A story by the Telegraph published on Sunday reveals that, according to the Care Quality Commission (CQC), 26 NHS Healthcare Providers do not have enough staff ‘to keep people safe and meet their health and welfare needs’, which is the required standard of care for all parts of the health service.
The list of Healthcare Providers, situated throughout England, was compiled from the latest CQC inspections carried out as recently as November; it was obtained and made public by the Labour party.
A tragic death linked to the law on abortion in Eire was reported by the media this week. Praveen Halappanavar says that his wife, 31-year-old Savita Halappanavar, died a painful death in University Hospital Galway after being ‘refused’ an abortion during the miscarriage she was suffering.
According to the Daily Mail, the husband was told by hospital staff that Ireland is a ‘Catholic country’ and birth cannot be induced while there is still a foetal heart-beat, even though his wife was in difficulties.
Ministers announced yesterday that the NHS Constitution, first established by the Health Act in 2009, is to be the subject of wide-ranging reform. One aim of the exercise is to ensure that the wishes of patients and their relatives are given due attention regarding end-of-life care and management.
Channel 4 News reports that Health Minister, Norman Lamb, on the announcement of a consultation on the matter, said the Government was committed to protecting the founding principles of the NHS. He stated: “We are protecting its budget; we are strengthening this constitution, which enshrines the right of everyone to have first class care, now and in the future.”
Last week, the Daily Mail reports, a 21-year-old Scottish woman, Katie Stephen, won a ruling that her deafness in one ear was due to an adverse reaction to the triple MMR (Measles, Mumps and Rubella) vaccine, which she was given at the age of 15 months.

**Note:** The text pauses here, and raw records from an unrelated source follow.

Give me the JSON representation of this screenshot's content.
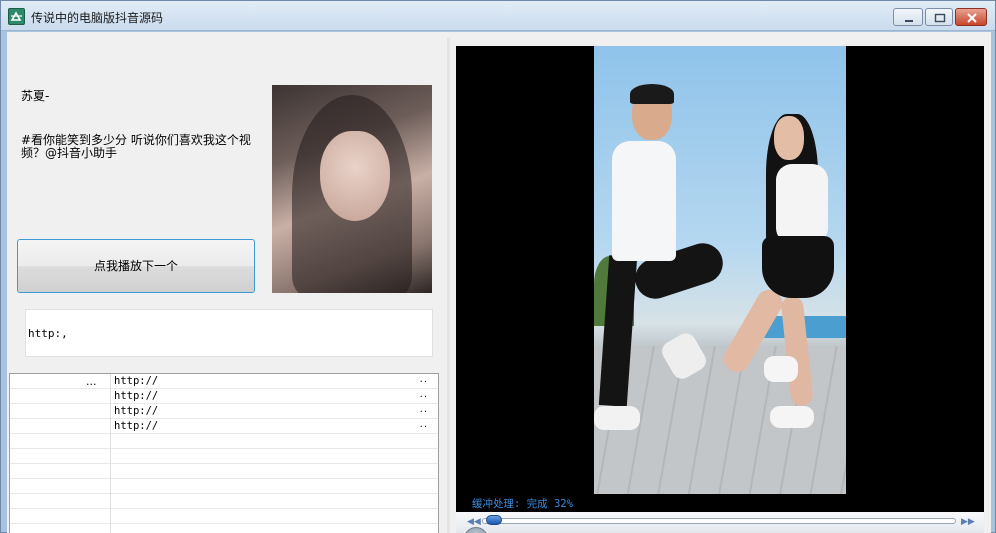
{
  "window": {
    "title": "传说中的电脑版抖音源码"
  },
  "video_info": {
    "author": "苏夏-",
    "description": "#看你能笑到多少分 听说你们喜欢我这个视频？@抖音小助手",
    "next_button_label": "点我播放下一个",
    "url_value": "http:,"
  },
  "list": {
    "rows": [
      {
        "name": "",
        "url": "http://",
        "ellipsis": ".."
      },
      {
        "name": "",
        "url": "http://",
        "ellipsis": ".."
      },
      {
        "name": "",
        "url": "http://",
        "ellipsis": ".."
      },
      {
        "name": "",
        "url": "http://",
        "ellipsis": ".."
      }
    ],
    "name_ellipsis": "..."
  },
  "player": {
    "status_text": "缓冲处理: 完成 32%",
    "buffer_progress": 0.32,
    "seek_position": 0.0
  },
  "colors": {
    "accent": "#3c9ad6",
    "status_text": "#3a8cde",
    "close_button": "#c8452b"
  }
}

She had alleged the adverse reaction was similar to the brain disease encephalitis.
Kate Woodward, 20, grew to 1.96 metres after St James University Hospital and Leeds General Infirmary failed to diagnose a tumour on her pituitary gland, according to the BBC.
The tumour went untreated between October 2001 and September 2005 and caused excessive growth, bone abnormality and psychological problems for Ms Woodward.
An inquest has heard how Kane Gorny, 22, became troubled after he was deprived of the medication he required to retain fluids, according to The Telegraph.
The Coroner, Shirley Radcliffe, blamed medical and nursing staff at St George’s Hospital in Tooting for letting him down.
Several news organisations, including The Independent, have reported on an Associated Press article which states the NHS paid out £1.2 billion in legal costs and compensation between 2011 and 2012.
The figures are shown in the recently released NHS Litigation Authority’s (NHS LA) annual accounts, and are up from £863 million in the previous year.
The increased use of no-win, no-fee solicitors has meant that a growing number of NHS patients have brought medical negligence claims against medical practitioners. The increase has been so sharp that the Health Secretary, Andrew Lansley, has decided to give the NHS Litigation Authority access to significantly more financial resources in order for it to be able to pay out compensation.
According to the Times, “In the past five years the number of claims for clinical negligence have risen from 5,697 to 8,655 a year”. NHS managers and the Ministry of Justice attributes this trend to the increased use of no-win, no-fee solicitors and the fact that many patients are encouraged to sue for medical negligence. (more…)
A 63-year-old former paramedic is seeking personal injury compensation after an NHS surgeon accidentally removed the wrong part of his brain during a tumour biopsy operation.
John Tunney had the operation after a tumour in his pituitary gland was discovered by a scan. However, the surgeon at Walsgrave Hospital in Coventry, removed healthy tissue instead of the tumour, leaving Mr Tunney partially sighted and in constant need of care. (more…)
A woman from Godstone, Surrey, has been awarded £6m in personal injury compensation after a facelift in 2003 left her with permanent nerve damage and caused her business to collapse.
Penny Johnstone sued plastic surgeon Mr Le Roux Fourie for carrying out an “experimental surgery” that left her face “constantly contracting”. (more…)